WHAT IS EXPECTED: Without changing anything, reproduce every record below.
___ DATA SHOWN
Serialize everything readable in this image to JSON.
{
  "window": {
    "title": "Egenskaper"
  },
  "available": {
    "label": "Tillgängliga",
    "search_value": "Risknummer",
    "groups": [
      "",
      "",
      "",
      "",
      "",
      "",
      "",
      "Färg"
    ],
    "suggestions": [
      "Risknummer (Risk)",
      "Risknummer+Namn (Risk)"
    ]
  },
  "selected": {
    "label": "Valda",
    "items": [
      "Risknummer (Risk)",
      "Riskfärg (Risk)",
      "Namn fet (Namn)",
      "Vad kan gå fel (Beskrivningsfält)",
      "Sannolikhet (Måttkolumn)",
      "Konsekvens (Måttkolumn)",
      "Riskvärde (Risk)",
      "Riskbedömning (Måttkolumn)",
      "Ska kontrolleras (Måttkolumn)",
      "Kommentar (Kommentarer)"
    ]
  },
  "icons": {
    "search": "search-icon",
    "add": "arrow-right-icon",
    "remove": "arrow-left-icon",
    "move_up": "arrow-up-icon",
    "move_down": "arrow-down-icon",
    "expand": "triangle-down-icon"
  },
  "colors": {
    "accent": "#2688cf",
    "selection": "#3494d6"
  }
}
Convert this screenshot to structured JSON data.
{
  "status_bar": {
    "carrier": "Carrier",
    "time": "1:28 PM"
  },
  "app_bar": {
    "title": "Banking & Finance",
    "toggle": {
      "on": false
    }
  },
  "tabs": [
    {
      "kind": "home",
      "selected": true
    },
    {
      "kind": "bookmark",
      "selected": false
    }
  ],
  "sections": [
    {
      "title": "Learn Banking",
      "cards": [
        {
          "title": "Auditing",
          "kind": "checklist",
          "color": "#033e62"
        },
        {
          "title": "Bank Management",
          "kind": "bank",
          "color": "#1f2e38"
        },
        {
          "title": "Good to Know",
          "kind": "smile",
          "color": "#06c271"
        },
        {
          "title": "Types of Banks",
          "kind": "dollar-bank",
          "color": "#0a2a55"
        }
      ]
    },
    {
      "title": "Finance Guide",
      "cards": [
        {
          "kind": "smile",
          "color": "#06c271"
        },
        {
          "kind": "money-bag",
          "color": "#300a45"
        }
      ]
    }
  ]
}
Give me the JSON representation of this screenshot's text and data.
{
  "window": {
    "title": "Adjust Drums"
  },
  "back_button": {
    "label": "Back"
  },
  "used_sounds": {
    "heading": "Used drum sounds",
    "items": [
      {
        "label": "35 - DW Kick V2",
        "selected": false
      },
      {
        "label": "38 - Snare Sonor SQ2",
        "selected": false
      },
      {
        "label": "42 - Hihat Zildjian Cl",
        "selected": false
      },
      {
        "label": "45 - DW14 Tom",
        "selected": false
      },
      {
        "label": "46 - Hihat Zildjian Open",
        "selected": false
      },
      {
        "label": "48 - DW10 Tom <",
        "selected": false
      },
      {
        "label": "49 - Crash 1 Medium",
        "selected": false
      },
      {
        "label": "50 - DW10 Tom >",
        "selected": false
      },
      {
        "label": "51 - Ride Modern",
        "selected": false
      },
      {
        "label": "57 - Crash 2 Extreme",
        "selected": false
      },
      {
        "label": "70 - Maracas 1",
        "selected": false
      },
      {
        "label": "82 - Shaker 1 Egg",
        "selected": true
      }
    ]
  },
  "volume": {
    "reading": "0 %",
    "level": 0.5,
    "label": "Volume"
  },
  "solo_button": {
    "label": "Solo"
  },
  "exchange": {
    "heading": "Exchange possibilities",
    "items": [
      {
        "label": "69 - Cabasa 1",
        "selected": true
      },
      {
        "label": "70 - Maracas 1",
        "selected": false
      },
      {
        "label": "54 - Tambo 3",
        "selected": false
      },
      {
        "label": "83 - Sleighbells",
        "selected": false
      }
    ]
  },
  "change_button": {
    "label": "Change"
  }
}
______
ANSWER FOR THIS EXERCISE:
Serialize everything readable in this image to JSON.
{
  "window": {
    "title": "Egenskaper"
  },
  "available": {
    "label": "Tillgängliga",
    "search_value": "Risknummer",
    "groups": [
      "",
      "",
      "",
      "",
      "",
      "",
      "",
      "Färg"
    ],
    "suggestions": [
      "Risknummer (Risk)",
      "Risknummer+Namn (Risk)"
    ]
  },
  "selected": {
    "label": "Valda",
    "items": [
      "Risknummer (Risk)",
      "Riskfärg (Risk)",
      "Namn fet (Namn)",
      "Vad kan gå fel (Beskrivningsfält)",
      "Sannolikhet (Måttkolumn)",
      "Konsekvens (Måttkolumn)",
      "Riskvärde (Risk)",
      "Riskbedömning (Måttkolumn)",
      "Ska kontrolleras (Måttkolumn)",
      "Kommentar (Kommentarer)"
    ]
  },
  "icons": {
    "search": "search-icon",
    "add": "arrow-right-icon",
    "remove": "arrow-left-icon",
    "move_up": "arrow-up-icon",
    "move_down": "arrow-down-icon",
    "expand": "triangle-down-icon"
  },
  "colors": {
    "accent": "#2688cf",
    "selection": "#3494d6"
  }
}
Convert this screenshot to structured JSON data.
{
  "status_bar": {
    "carrier": "Carrier",
    "time": "1:28 PM"
  },
  "app_bar": {
    "title": "Banking & Finance",
    "toggle": {
      "on": false
    }
  },
  "tabs": [
    {
      "kind": "home",
      "selected": true
    },
    {
      "kind": "bookmark",
      "selected": false
    }
  ],
  "sections": [
    {
      "title": "Learn Banking",
      "cards": [
        {
          "title": "Auditing",
          "kind": "checklist",
          "color": "#033e62"
        },
        {
          "title": "Bank Management",
          "kind": "bank",
          "color": "#1f2e38"
        },
        {
          "title": "Good to Know",
          "kind": "smile",
          "color": "#06c271"
        },
        {
          "title": "Types of Banks",
          "kind": "dollar-bank",
          "color": "#0a2a55"
        }
      ]
    },
    {
      "title": "Finance Guide",
      "cards": [
        {
          "kind": "smile",
          "color": "#06c271"
        },
        {
          "kind": "money-bag",
          "color": "#300a45"
        }
      ]
    }
  ]
}
Give me the JSON representation of this screenshot's text and data.
{
  "window": {
    "title": "Adjust Drums"
  },
  "back_button": {
    "label": "Back"
  },
  "used_sounds": {
    "heading": "Used drum sounds",
    "items": [
      {
        "label": "35 - DW Kick V2",
        "selected": false
      },
      {
        "label": "38 - Snare Sonor SQ2",
        "selected": false
      },
      {
        "label": "42 - Hihat Zildjian Cl",
        "selected": false
      },
      {
        "label": "45 - DW14 Tom",
        "selected": false
      },
      {
        "label": "46 - Hihat Zildjian Open",
        "selected": false
      },
      {
        "label": "48 - DW10 Tom <",
        "selected": false
      },
      {
        "label": "49 - Crash 1 Medium",
        "selected": false
      },
      {
        "label": "50 - DW10 Tom >",
        "selected": false
      },
      {
        "label": "51 - Ride Modern",
        "selected": false
      },
      {
        "label": "57 - Crash 2 Extreme",
        "selected": false
      },
      {
        "label": "70 - Maracas 1",
        "selected": false
      },
      {
        "label": "82 - Shaker 1 Egg",
        "selected": true
      }
    ]
  },
  "volume": {
    "reading": "0 %",
    "level": 0.5,
    "label": "Volume"
  },
  "solo_button": {
    "label": "Solo"
  },
  "exchange": {
    "heading": "Exchange possibilities",
    "items": [
      {
        "label": "69 - Cabasa 1",
        "selected": true
      },
      {
        "label": "70 - Maracas 1",
        "selected": false
      },
      {
        "label": "54 - Tambo 3",
        "selected": false
      },
      {
        "label": "83 - Sleighbells",
        "selected": false
      }
    ]
  },
  "change_button": {
    "label": "Change"
  }
}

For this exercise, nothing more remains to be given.